* **INSTRUCTIONS TO FOLLOW**
Copy out the data that follows exactly, leaving out no line.

* **DATA SUPPLIED**
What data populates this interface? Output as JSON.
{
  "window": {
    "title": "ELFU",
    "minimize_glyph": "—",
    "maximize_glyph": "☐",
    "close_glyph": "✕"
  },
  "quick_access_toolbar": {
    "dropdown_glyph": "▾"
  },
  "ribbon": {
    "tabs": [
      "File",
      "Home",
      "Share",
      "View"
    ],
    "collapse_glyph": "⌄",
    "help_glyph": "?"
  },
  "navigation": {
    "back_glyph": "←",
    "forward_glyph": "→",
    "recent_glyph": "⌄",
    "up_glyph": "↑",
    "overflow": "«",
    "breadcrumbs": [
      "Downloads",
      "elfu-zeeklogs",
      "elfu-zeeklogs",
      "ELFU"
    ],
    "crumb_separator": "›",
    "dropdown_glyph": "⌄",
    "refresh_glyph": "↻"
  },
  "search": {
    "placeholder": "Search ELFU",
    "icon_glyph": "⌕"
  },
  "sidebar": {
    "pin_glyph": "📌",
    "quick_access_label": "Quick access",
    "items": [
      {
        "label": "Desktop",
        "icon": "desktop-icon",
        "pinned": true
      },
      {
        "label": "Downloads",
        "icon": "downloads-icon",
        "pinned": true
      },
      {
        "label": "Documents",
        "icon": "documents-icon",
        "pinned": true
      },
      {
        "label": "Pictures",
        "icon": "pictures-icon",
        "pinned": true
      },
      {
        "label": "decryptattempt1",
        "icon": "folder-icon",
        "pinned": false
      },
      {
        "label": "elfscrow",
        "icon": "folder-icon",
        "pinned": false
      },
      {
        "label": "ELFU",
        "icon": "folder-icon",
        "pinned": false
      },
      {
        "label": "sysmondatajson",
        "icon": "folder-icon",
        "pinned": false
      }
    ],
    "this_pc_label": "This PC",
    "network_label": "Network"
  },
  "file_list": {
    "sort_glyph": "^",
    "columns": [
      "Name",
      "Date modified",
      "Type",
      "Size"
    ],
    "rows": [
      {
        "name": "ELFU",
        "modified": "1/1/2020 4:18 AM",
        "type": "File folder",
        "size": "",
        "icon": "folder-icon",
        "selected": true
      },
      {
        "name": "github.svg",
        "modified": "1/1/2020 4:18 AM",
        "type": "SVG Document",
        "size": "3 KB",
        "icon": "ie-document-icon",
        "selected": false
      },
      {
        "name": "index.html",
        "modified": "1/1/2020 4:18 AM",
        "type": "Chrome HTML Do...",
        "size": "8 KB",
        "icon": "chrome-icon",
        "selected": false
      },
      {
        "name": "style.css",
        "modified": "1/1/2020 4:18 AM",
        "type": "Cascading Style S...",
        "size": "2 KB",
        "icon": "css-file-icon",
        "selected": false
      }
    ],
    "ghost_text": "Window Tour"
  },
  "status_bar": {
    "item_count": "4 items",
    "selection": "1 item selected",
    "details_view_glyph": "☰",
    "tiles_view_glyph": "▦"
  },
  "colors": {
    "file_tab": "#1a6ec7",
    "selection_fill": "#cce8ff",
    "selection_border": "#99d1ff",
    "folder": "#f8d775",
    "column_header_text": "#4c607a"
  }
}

* **RESPONSE TO THIS EXERCISE**
What data populates this interface? Output as JSON.
{
  "window": {
    "title": "ELFU",
    "minimize_glyph": "—",
    "maximize_glyph": "☐",
    "close_glyph": "✕"
  },
  "quick_access_toolbar": {
    "dropdown_glyph": "▾"
  },
  "ribbon": {
    "tabs": [
      "File",
      "Home",
      "Share",
      "View"
    ],
    "collapse_glyph": "⌄",
    "help_glyph": "?"
  },
  "navigation": {
    "back_glyph": "←",
    "forward_glyph": "→",
    "recent_glyph": "⌄",
    "up_glyph": "↑",
    "overflow": "«",
    "breadcrumbs": [
      "Downloads",
      "elfu-zeeklogs",
      "elfu-zeeklogs",
      "ELFU"
    ],
    "crumb_separator": "›",
    "dropdown_glyph": "⌄",
    "refresh_glyph": "↻"
  },
  "search": {
    "placeholder": "Search ELFU",
    "icon_glyph": "⌕"
  },
  "sidebar": {
    "pin_glyph": "📌",
    "quick_access_label": "Quick access",
    "items": [
      {
        "label": "Desktop",
        "icon": "desktop-icon",
        "pinned": true
      },
      {
        "label": "Downloads",
        "icon": "downloads-icon",
        "pinned": true
      },
      {
        "label": "Documents",
        "icon": "documents-icon",
        "pinned": true
      },
      {
        "label": "Pictures",
        "icon": "pictures-icon",
        "pinned": true
      },
      {
        "label": "decryptattempt1",
        "icon": "folder-icon",
        "pinned": false
      },
      {
        "label": "elfscrow",
        "icon": "folder-icon",
        "pinned": false
      },
      {
        "label": "ELFU",
        "icon": "folder-icon",
        "pinned": false
      },
      {
        "label": "sysmondatajson",
        "icon": "folder-icon",
        "pinned": false
      }
    ],
    "this_pc_label": "This PC",
    "network_label": "Network"
  },
  "file_list": {
    "sort_glyph": "^",
    "columns": [
      "Name",
      "Date modified",
      "Type",
      "Size"
    ],
    "rows": [
      {
        "name": "ELFU",
        "modified": "1/1/2020 4:18 AM",
        "type": "File folder",
        "size": "",
        "icon": "folder-icon",
        "selected": true
      },
      {
        "name": "github.svg",
        "modified": "1/1/2020 4:18 AM",
        "type": "SVG Document",
        "size": "3 KB",
        "icon": "ie-document-icon",
        "selected": false
      },
      {
        "name": "index.html",
        "modified": "1/1/2020 4:18 AM",
        "type": "Chrome HTML Do...",
        "size": "8 KB",
        "icon": "chrome-icon",
        "selected": false
      },
      {
        "name": "style.css",
        "modified": "1/1/2020 4:18 AM",
        "type": "Cascading Style S...",
        "size": "2 KB",
        "icon": "css-file-icon",
        "selected": false
      }
    ],
    "ghost_text": "Window Tour"
  },
  "status_bar": {
    "item_count": "4 items",
    "selection": "1 item selected",
    "details_view_glyph": "☰",
    "tiles_view_glyph": "▦"
  },
  "colors": {
    "file_tab": "#1a6ec7",
    "selection_fill": "#cce8ff",
    "selection_border": "#99d1ff",
    "folder": "#f8d775",
    "column_header_text": "#4c607a"
  }
}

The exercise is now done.